§ **Exercise prompt**
Output the full listing exactly as written, with no pictures in it.

§ **Data for this task**
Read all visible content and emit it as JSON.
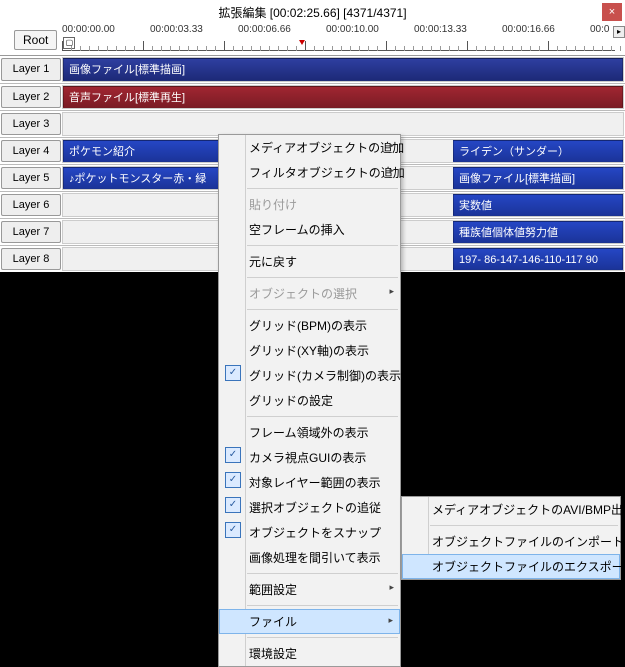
{
  "window": {
    "title": "拡張編集 [00:02:25.66] [4371/4371]",
    "close": "×"
  },
  "toolbar": {
    "root": "Root"
  },
  "ruler": {
    "labels": [
      "00:00:00.00",
      "00:00:03.33",
      "00:00:06.66",
      "00:00:10.00",
      "00:00:13.33",
      "00:00:16.66",
      "00:0"
    ]
  },
  "layers": [
    {
      "label": "Layer 1",
      "clips": [
        {
          "text": "画像ファイル[標準描画]",
          "cls": "blue",
          "l": 0,
          "r": 0
        }
      ]
    },
    {
      "label": "Layer 2",
      "clips": [
        {
          "text": "音声ファイル[標準再生]",
          "cls": "red",
          "l": 0,
          "r": 0
        }
      ]
    },
    {
      "label": "Layer 3",
      "clips": []
    },
    {
      "label": "Layer 4",
      "clips": [
        {
          "text": "ポケモン紹介",
          "cls": "blue2",
          "l": 0,
          "r": 399
        },
        {
          "text": "ライデン（サンダー）",
          "cls": "blue2",
          "l": 390,
          "r": 0
        }
      ]
    },
    {
      "label": "Layer 5",
      "clips": [
        {
          "text": "♪ポケットモンスター赤・緑",
          "cls": "blue2",
          "l": 0,
          "r": 399
        },
        {
          "text": "画像ファイル[標準描画]",
          "cls": "blue2",
          "l": 390,
          "r": 0
        }
      ]
    },
    {
      "label": "Layer 6",
      "clips": [
        {
          "text": "実数値",
          "cls": "blue2",
          "l": 390,
          "r": 0
        }
      ]
    },
    {
      "label": "Layer 7",
      "clips": [
        {
          "text": "種族値個体値努力値",
          "cls": "blue2",
          "l": 390,
          "r": 0
        }
      ]
    },
    {
      "label": "Layer 8",
      "clips": [
        {
          "text": "197- 86-147-146-110-117 90",
          "cls": "blue2",
          "l": 390,
          "r": 0
        }
      ]
    }
  ],
  "menu": {
    "items": [
      {
        "t": "メディアオブジェクトの追加",
        "sub": true
      },
      {
        "t": "フィルタオブジェクトの追加",
        "sub": true
      },
      {
        "sep": true
      },
      {
        "t": "貼り付け",
        "dis": true
      },
      {
        "t": "空フレームの挿入"
      },
      {
        "sep": true
      },
      {
        "t": "元に戻す"
      },
      {
        "sep": true
      },
      {
        "t": "オブジェクトの選択",
        "dis": true,
        "sub": true
      },
      {
        "sep": true
      },
      {
        "t": "グリッド(BPM)の表示"
      },
      {
        "t": "グリッド(XY軸)の表示"
      },
      {
        "t": "グリッド(カメラ制御)の表示",
        "chk": true
      },
      {
        "t": "グリッドの設定"
      },
      {
        "sep": true
      },
      {
        "t": "フレーム領域外の表示"
      },
      {
        "t": "カメラ視点GUIの表示",
        "chk": true
      },
      {
        "t": "対象レイヤー範囲の表示",
        "chk": true
      },
      {
        "t": "選択オブジェクトの追従",
        "chk": true
      },
      {
        "t": "オブジェクトをスナップ",
        "chk": true
      },
      {
        "t": "画像処理を間引いて表示"
      },
      {
        "sep": true
      },
      {
        "t": "範囲設定",
        "sub": true
      },
      {
        "sep": true
      },
      {
        "t": "ファイル",
        "sub": true,
        "hl": true
      },
      {
        "sep": true
      },
      {
        "t": "環境設定"
      }
    ]
  },
  "submenu": {
    "items": [
      {
        "t": "メディアオブジェクトのAVI/BMP出力(RGBA)"
      },
      {
        "sep": true
      },
      {
        "t": "オブジェクトファイルのインポート"
      },
      {
        "t": "オブジェクトファイルのエクスポート",
        "hl": true
      }
    ]
  }
}
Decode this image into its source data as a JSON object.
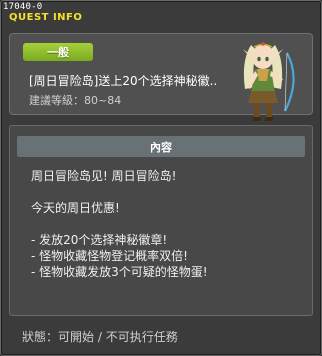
{
  "window": {
    "quest_id": "17040-0",
    "title": "QUEST INFO"
  },
  "header": {
    "badge": "一般",
    "quest_name": "[周日冒险岛]送上20个选择神秘徽..",
    "level_label": "建議等級：",
    "level_range": "80~84"
  },
  "npc": {
    "icon": "elf-archer-npc-portrait"
  },
  "content": {
    "header": "內容",
    "lines": [
      "周日冒险岛见! 周日冒险岛!",
      "",
      "今天的周日优惠!",
      "",
      "- 发放20个选择神秘徽章!",
      "- 怪物收藏怪物登记概率双倍!",
      "- 怪物收藏发放3个可疑的怪物蛋!"
    ]
  },
  "status": {
    "label": "狀態：",
    "text": "可開始 / 不可执行任務"
  },
  "colors": {
    "title": "#f4e22a",
    "badge": "#8fbf2c",
    "panel": "#505050",
    "content_header": "#687276"
  }
}
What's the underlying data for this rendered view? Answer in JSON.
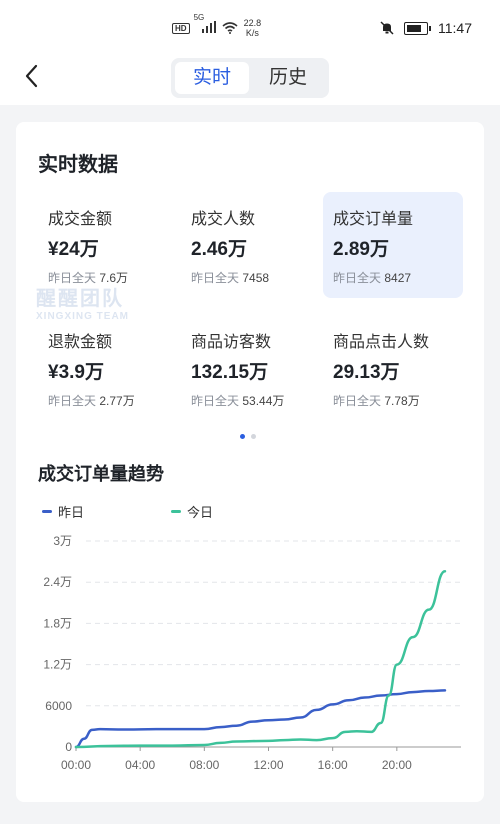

§ **Exercise response**
Read all visible content and emit it as JSON.
{
  "window": {
    "title": "拡張編集 [00:02:25.66] [4371/4371]",
    "close": "×"
  },
  "toolbar": {
    "root": "Root"
  },
  "ruler": {
    "labels": [
      "00:00:00.00",
      "00:00:03.33",
      "00:00:06.66",
      "00:00:10.00",
      "00:00:13.33",
      "00:00:16.66",
      "00:0"
    ]
  },
  "layers": [
    {
      "label": "Layer 1",
      "clips": [
        {
          "text": "画像ファイル[標準描画]",
          "cls": "blue",
          "l": 0,
          "r": 0
        }
      ]
    },
    {
      "label": "Layer 2",
      "clips": [
        {
          "text": "音声ファイル[標準再生]",
          "cls": "red",
          "l": 0,
          "r": 0
        }
      ]
    },
    {
      "label": "Layer 3",
      "clips": []
    },
    {
      "label": "Layer 4",
      "clips": [
        {
          "text": "ポケモン紹介",
          "cls": "blue2",
          "l": 0,
          "r": 399
        },
        {
          "text": "ライデン（サンダー）",
          "cls": "blue2",
          "l": 390,
          "r": 0
        }
      ]
    },
    {
      "label": "Layer 5",
      "clips": [
        {
          "text": "♪ポケットモンスター赤・緑",
          "cls": "blue2",
          "l": 0,
          "r": 399
        },
        {
          "text": "画像ファイル[標準描画]",
          "cls": "blue2",
          "l": 390,
          "r": 0
        }
      ]
    },
    {
      "label": "Layer 6",
      "clips": [
        {
          "text": "実数値",
          "cls": "blue2",
          "l": 390,
          "r": 0
        }
      ]
    },
    {
      "label": "Layer 7",
      "clips": [
        {
          "text": "種族値個体値努力値",
          "cls": "blue2",
          "l": 390,
          "r": 0
        }
      ]
    },
    {
      "label": "Layer 8",
      "clips": [
        {
          "text": "197- 86-147-146-110-117 90",
          "cls": "blue2",
          "l": 390,
          "r": 0
        }
      ]
    }
  ],
  "menu": {
    "items": [
      {
        "t": "メディアオブジェクトの追加",
        "sub": true
      },
      {
        "t": "フィルタオブジェクトの追加",
        "sub": true
      },
      {
        "sep": true
      },
      {
        "t": "貼り付け",
        "dis": true
      },
      {
        "t": "空フレームの挿入"
      },
      {
        "sep": true
      },
      {
        "t": "元に戻す"
      },
      {
        "sep": true
      },
      {
        "t": "オブジェクトの選択",
        "dis": true,
        "sub": true
      },
      {
        "sep": true
      },
      {
        "t": "グリッド(BPM)の表示"
      },
      {
        "t": "グリッド(XY軸)の表示"
      },
      {
        "t": "グリッド(カメラ制御)の表示",
        "chk": true
      },
      {
        "t": "グリッドの設定"
      },
      {
        "sep": true
      },
      {
        "t": "フレーム領域外の表示"
      },
      {
        "t": "カメラ視点GUIの表示",
        "chk": true
      },
      {
        "t": "対象レイヤー範囲の表示",
        "chk": true
      },
      {
        "t": "選択オブジェクトの追従",
        "chk": true
      },
      {
        "t": "オブジェクトをスナップ",
        "chk": true
      },
      {
        "t": "画像処理を間引いて表示"
      },
      {
        "sep": true
      },
      {
        "t": "範囲設定",
        "sub": true
      },
      {
        "sep": true
      },
      {
        "t": "ファイル",
        "sub": true,
        "hl": true
      },
      {
        "sep": true
      },
      {
        "t": "環境設定"
      }
    ]
  },
  "submenu": {
    "items": [
      {
        "t": "メディアオブジェクトのAVI/BMP出力(RGBA)"
      },
      {
        "sep": true
      },
      {
        "t": "オブジェクトファイルのインポート"
      },
      {
        "t": "オブジェクトファイルのエクスポート",
        "hl": true
      }
    ]
  }
}
Decode this image into its source data as a JSON object.
{
  "window": {
    "quest_id": "17040-0",
    "title": "QUEST INFO"
  },
  "header": {
    "badge": "一般",
    "quest_name": "[周日冒险岛]送上20个选择神秘徽..",
    "level_label": "建議等級：",
    "level_range": "80~84"
  },
  "npc": {
    "icon": "elf-archer-npc-portrait"
  },
  "content": {
    "header": "內容",
    "lines": [
      "周日冒险岛见! 周日冒险岛!",
      "",
      "今天的周日优惠!",
      "",
      "- 发放20个选择神秘徽章!",
      "- 怪物收藏怪物登记概率双倍!",
      "- 怪物收藏发放3个可疑的怪物蛋!"
    ]
  },
  "status": {
    "label": "狀態：",
    "text": "可開始 / 不可执行任務"
  },
  "colors": {
    "title": "#f4e22a",
    "badge": "#8fbf2c",
    "panel": "#505050",
    "content_header": "#687276"
  }
}
What's the underlying data for this rendered view? Answer in JSON.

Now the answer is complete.